On 15 August 1975, Bangandhu Sheikh Mujibur Rahman and most of his family members were assassinated, and the Awami League government was deposed in Bangladesh. The coup was masterminded by the American CIA and Pakistan’s ISI, who used Trojan Horses in the Awami League and the Bangladesh Army. The news of Sheikh Mujibur Rahman’s death is believed to have been broadcast by the Voice of America an hour before he was killed. In Bangladesh: The Unfinished Revolution, Lawrence Lifschultz details the CIA’s involvement, while others detail the ISI’s involvement, even in choosing the day for the coup.
Zia established the Bangladesh Nationalist Party (BNP) and gave legitimacy to the pro-Pakistan Jamaat-e-Islami, which his wife later became an ally. Through constitutional amendments, Rahman’s government replaced ‘secularism’ with ‘Islam,’ paving the way for post-colonial Bangladesh to become a secular state. To remain relevant, Ershad Mujib’s Jatiyo Party played musical chairs with both the Awami League and the Islamist Opposition, but, unlike the BNP, it was never able to gain power. Ironically, some of his assassins are still evading justice, hiding in countries such as the United States and Canada, despite the fact that his daughter, now Prime Minister Sheikh Hasina, has been in charge of the country for more than a decade.
How US-Pak lobby troubles Bangladesh
According to Lawrence Lifschultz, the role of Bangladesh’s first dictator Zia-ur-Rehman in the gruesome assassination of Mujibur Rahman and his family on 15 August 1975 has not been adequately investigated. He claims that Zia would not have been bold enough to pass the ‘Indemnity Ordinance’ to absolve the killers without American support. Another veteran journalist, Mark Tully, provides insight into Bangladesh’s post-independence scenario.
The consequences of this assassination
Following its independence from Pakistan, Bangladesh saw the return of regressive, Pakistan-style military regimes that attempted to undo the secular, democratic polity established by the post-liberation Constitution. The country’s first military dictator, Gen Zia, rose to power after the brutal assassination of Bangabandhu Sheikh Mujibur Rahman in 1975. Because of the covert support of the US and Pakistan, the infamous ‘Indemnity Ordinance’ was enacted to ensure the Mujib killers could avoid justice.

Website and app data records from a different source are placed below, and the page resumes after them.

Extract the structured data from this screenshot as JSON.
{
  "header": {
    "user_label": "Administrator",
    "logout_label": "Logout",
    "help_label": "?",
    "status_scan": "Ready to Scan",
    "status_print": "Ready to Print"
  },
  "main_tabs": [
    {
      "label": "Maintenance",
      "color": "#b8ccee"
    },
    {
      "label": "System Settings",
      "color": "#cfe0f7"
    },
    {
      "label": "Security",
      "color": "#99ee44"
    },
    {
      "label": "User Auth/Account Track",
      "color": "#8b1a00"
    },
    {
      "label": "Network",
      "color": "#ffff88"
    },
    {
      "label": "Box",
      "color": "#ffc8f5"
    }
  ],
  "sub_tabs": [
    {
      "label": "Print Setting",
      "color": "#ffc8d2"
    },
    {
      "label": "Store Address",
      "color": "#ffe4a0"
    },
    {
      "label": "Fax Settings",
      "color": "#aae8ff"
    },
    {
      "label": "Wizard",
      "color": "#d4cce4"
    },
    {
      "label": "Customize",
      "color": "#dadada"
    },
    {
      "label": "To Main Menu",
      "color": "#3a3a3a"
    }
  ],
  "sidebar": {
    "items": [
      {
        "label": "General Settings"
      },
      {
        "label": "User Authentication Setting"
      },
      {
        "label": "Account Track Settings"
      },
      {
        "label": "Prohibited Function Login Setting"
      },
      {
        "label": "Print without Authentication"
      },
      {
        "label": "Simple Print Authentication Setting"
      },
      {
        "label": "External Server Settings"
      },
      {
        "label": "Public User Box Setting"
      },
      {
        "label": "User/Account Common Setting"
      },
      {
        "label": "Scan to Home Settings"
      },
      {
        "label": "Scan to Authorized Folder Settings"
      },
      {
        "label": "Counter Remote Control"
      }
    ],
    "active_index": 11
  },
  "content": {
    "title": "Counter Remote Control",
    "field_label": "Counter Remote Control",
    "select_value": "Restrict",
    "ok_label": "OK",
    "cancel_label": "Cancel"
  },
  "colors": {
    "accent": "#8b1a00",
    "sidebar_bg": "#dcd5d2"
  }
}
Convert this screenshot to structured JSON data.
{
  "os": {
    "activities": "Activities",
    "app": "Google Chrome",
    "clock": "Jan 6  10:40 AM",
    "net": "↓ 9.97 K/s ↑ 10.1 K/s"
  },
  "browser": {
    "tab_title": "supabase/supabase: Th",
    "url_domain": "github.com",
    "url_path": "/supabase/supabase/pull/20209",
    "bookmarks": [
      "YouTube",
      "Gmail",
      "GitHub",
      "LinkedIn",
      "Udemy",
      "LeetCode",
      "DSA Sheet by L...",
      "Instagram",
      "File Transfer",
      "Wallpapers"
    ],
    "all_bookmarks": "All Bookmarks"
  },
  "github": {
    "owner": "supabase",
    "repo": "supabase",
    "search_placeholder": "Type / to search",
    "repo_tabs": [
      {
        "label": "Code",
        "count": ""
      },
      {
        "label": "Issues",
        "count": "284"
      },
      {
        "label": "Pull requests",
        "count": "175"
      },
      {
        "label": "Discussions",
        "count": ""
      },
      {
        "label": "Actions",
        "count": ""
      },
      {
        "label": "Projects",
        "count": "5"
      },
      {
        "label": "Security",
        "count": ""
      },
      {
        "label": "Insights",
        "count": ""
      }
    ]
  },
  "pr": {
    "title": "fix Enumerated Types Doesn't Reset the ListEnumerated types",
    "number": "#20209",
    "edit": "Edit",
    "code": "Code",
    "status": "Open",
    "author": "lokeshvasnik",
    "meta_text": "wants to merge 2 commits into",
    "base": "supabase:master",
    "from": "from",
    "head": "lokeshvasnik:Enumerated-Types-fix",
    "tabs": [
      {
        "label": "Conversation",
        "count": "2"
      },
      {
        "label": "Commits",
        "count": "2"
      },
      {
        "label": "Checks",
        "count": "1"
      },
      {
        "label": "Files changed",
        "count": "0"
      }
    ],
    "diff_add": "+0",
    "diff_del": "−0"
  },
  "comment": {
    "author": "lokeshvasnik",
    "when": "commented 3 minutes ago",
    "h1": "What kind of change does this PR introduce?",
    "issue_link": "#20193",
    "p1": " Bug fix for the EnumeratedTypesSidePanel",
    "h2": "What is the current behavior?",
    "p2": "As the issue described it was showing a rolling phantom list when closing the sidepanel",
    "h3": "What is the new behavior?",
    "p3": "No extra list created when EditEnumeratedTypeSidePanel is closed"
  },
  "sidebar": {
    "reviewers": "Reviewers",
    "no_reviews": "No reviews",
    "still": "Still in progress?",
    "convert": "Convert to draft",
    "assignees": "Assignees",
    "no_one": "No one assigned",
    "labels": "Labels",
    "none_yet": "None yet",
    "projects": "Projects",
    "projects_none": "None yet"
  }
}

On July 9, 1979, Bangladesh’s first military dictator, Gen Ziaur Rahman, used parliament to pass the infamous ‘Indemnity Ordinance.’ The black law was enacted solely to protect the killers of the country’s founding father, Bangabandhu Sheikh Mujibur Rahman. Mujib and several members of his family were assassinated in a brutal military coup on August 15, 1975.
Bangladesh’s former Prime Minister Sheikh Ziaur Rahman enacted legislation in the fifth amendment to the Constitution that included indemnity for Bangabandhu’s assassins. According to experts, he was the mastermind behind the coup that ended the glorious legacy of the Liberation War and ushered in an era of re-Pakistanisation. The majority of these assassins were appointed as senior diplomats in Bangladesh missions around the world, and some even rose to become parliamentarians with complete impunity.
In 1975, Ziaur Rahman, the founder of the country’s Islamist Opposition Bangladesh Nationalist Party (BNP), famously dismissed Bangabandhu’s assassination with a classic remark. After the coup, an Awami League government was formed, but Ziaur quickly rose through the ranks to become army chief, chief martial law administrator, and finally President — all within three eventful years marked by a ‘legacy of blood’ (Anthony Masceranhas’ famous book).
The day 7 March 1971 goes down in the history of Bangladesh as the day when Bangabandhu Sheikh Mujibur Rahman’s historic speech set the ball rolling towards independence. But on the same day in 1976, military ruler General Ziaur Rahman made a nefarious attempt to revert to the ‘crescent and star’ flag of Pakistan. Anti-liberation narratives started taking shape with state patronage and even the founding father’s contributions were sought to be erased.
Ziaur Rahman floated Bangladesh National Party (BNP) with the purpose of putting his military regime on a political platform. He staged a farcical referendum to solidify his grip into power in 1977, marked by overwhelming public rejection. But the impunity did not shield the killers forever as Sheikh Hasina pushed for the trial of her father’s killers after her return to power. Tarique Rahman is accused of masterminding a 2004 grenade attack on an Awami League rally that left many party leaders and activists dead. Hasina escaped by the whisker with serious damage to her hearing, but died from injuries sustained in the blast.